Jess and Georgette Sanchez have talked to ABC7 in the past, but on Monday there is too much pain and the heartache includes a missed phone call. Newly-elected District Attorney Jeff Rosen says on Saturday afternoon his homicide supervisor tried to call the couple to tell them the office is still actively investigating the 2001 disappearance of their daughter Jeanine Harms.
But on Saturday night, hours after the call that rang and rang, with no answer, Wayne Sanchez gunned down the man he believed murdered his sister and then killed himself.
"When I found out on Sunday morning what had happened, I was very distraught and I wish that we'd been able to make contact with the family. We tried, we weren't able to and I don't know if that would have made a difference," said Rosen.
Wayne shot and killed Nasmeh at a Peet's Coffee and Tea shop in San Jose. Police believe Nasmeh was the last person to see Harms alive and her body has never been found. Police arrested Nasmeh in December 2004, but later released him because of questions surrounding fiber evidence in the case. For years the architect lived quietly in a San Jose house on East Hedding; his connection to the Harms mystery was unknown even to most neighbors.
"Now I've heard of the Harms case, but I didn't hear about him being involved in it or even know he was the person that was involved in it," said neighbor Chris Gausepohl.
Investigators who have worked to solve Harms' disappearance for nearly a decade are stunned at the tragic turn of events.
"Because of the events that took place in beginning in 2001, the Sanchez family have lost two children and now the Nasmeh family has lost one of theirs and so it is a terrible tragedy," said Los Gatos Sgt. Kerry Harris.
The district attorney says a rug missing from Harm's home and evidence found in Nasmeh's car are in the hands of the country's leading fiber expert in Illinois. He expects results within six months.
"If our findings are, we believe Maurice Nasmeh was the murderer, then the investigation will be closed. If our investigation goes in another direction, then we'll have further things to say," said Rosen.
Rosen says this is an active case.
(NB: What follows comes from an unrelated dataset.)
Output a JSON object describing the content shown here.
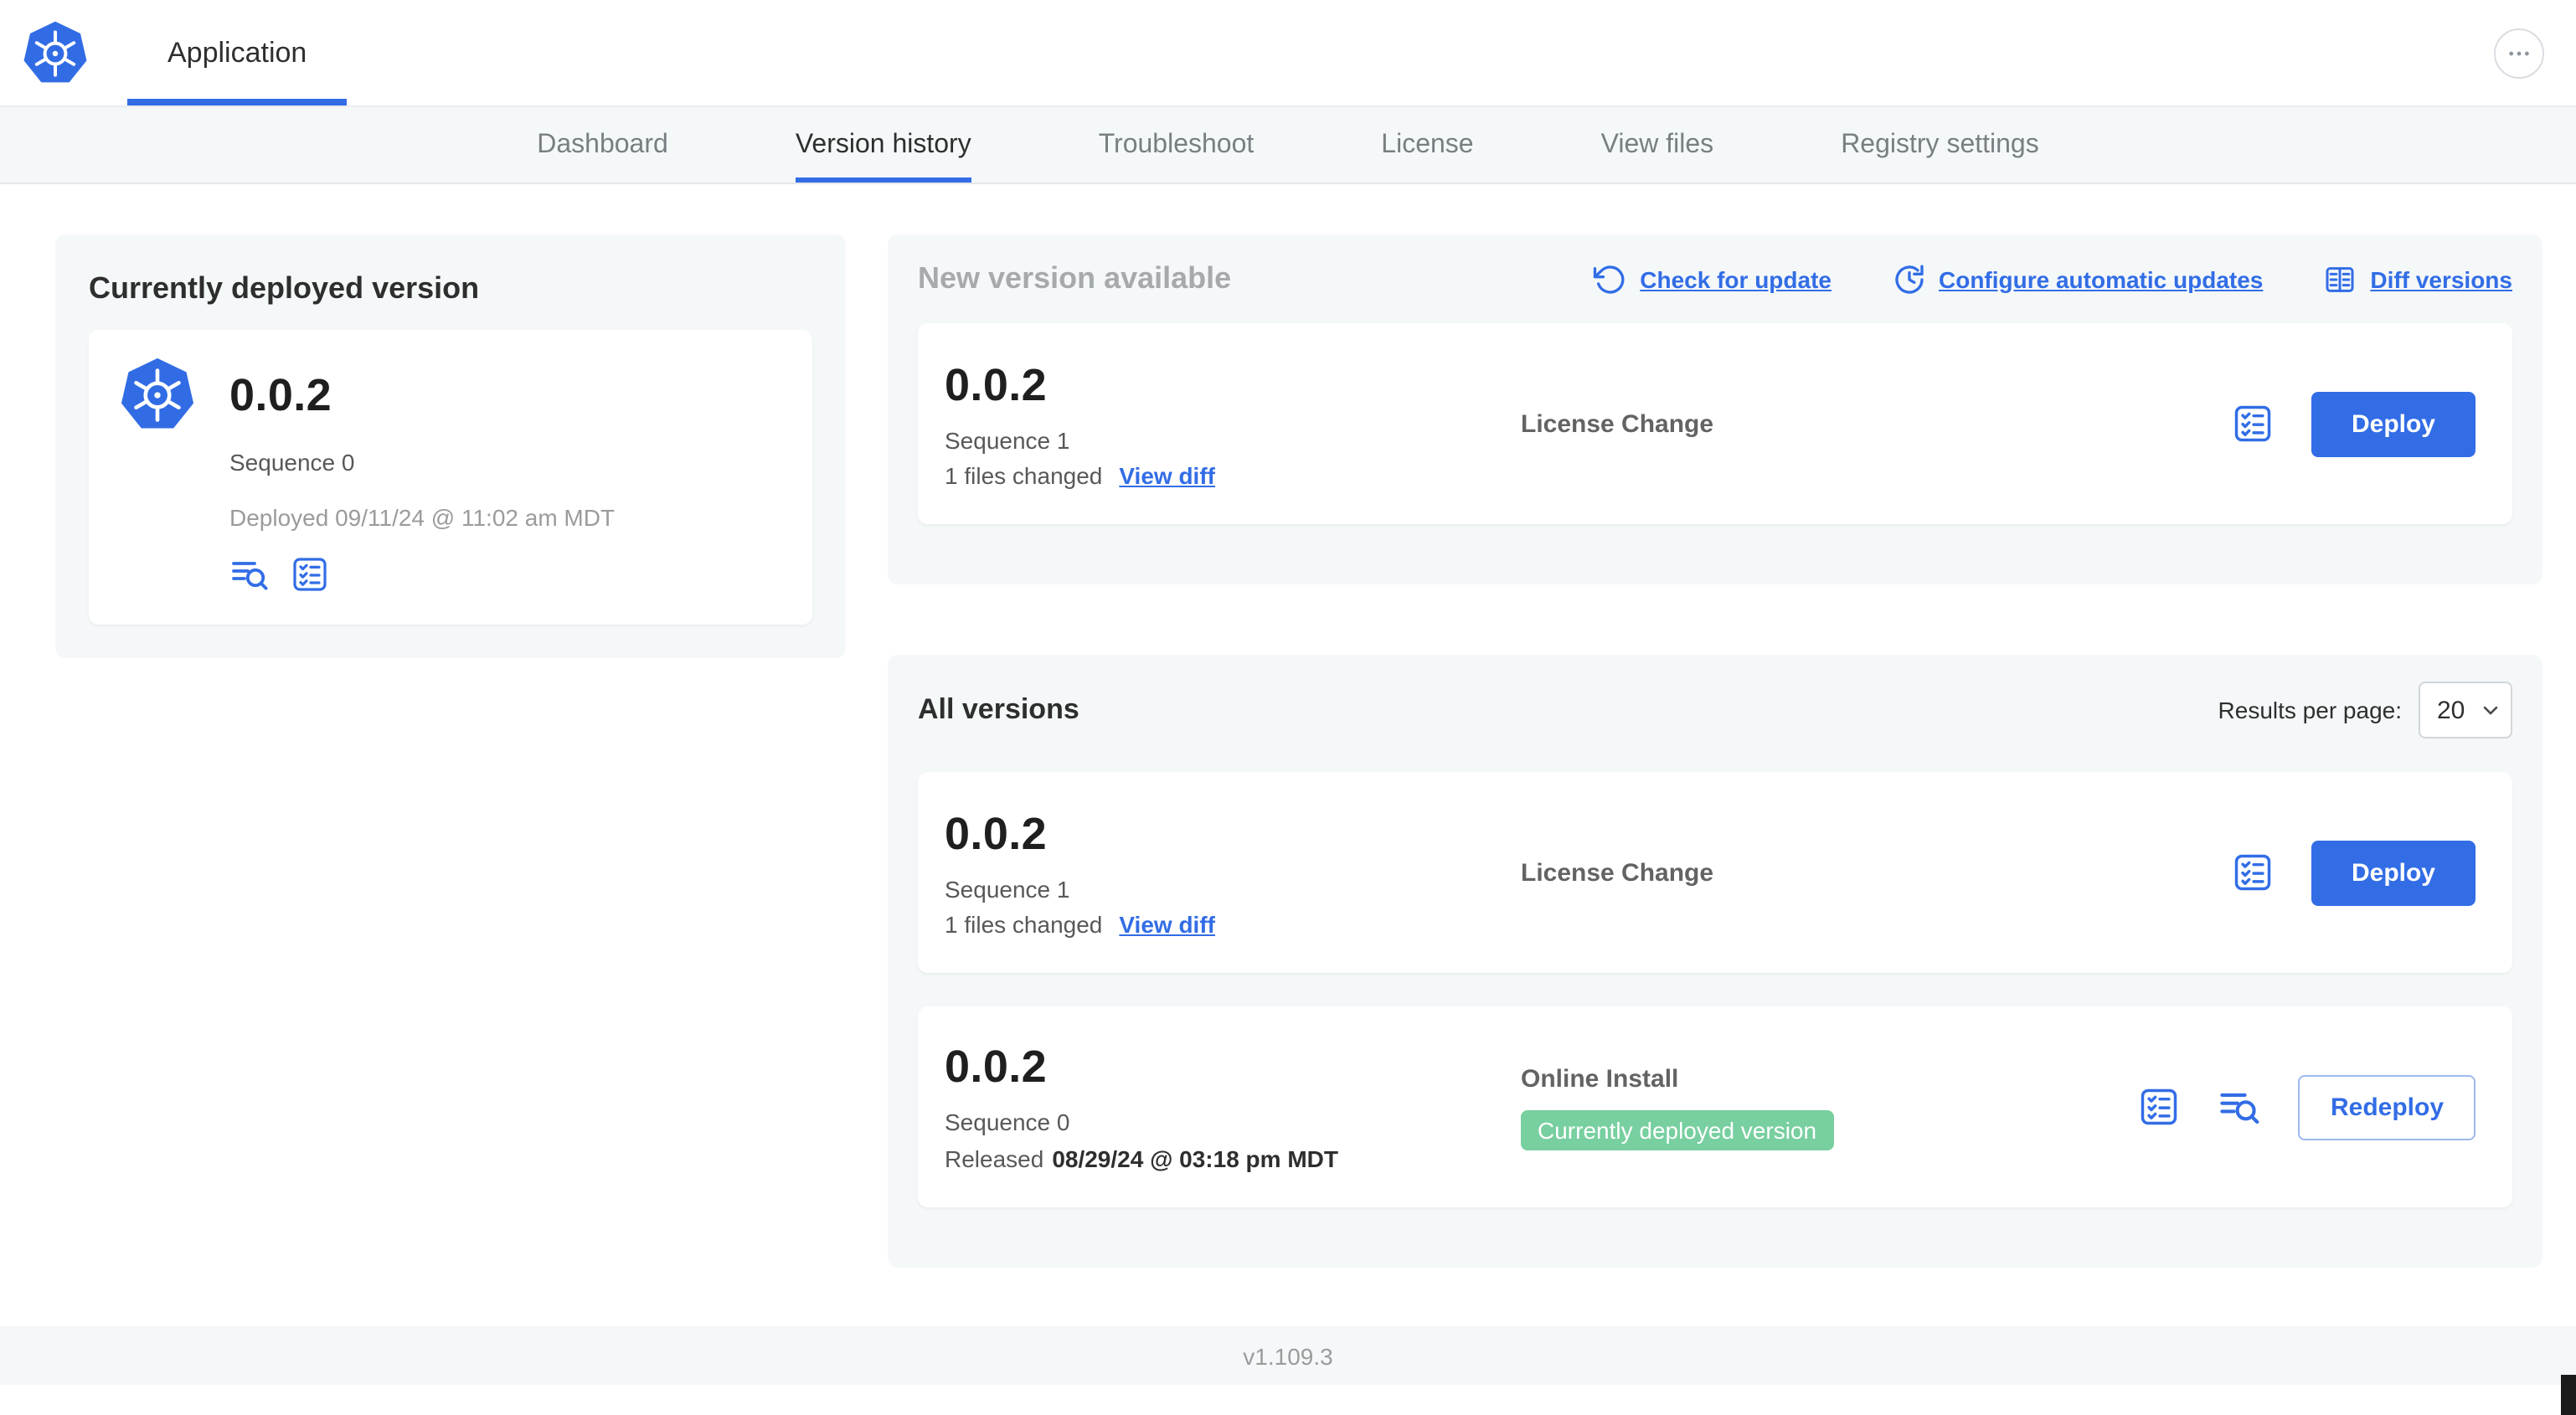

The evidence testing has been painfully slow and says the case has been made more difficult because Harms' body has never been found.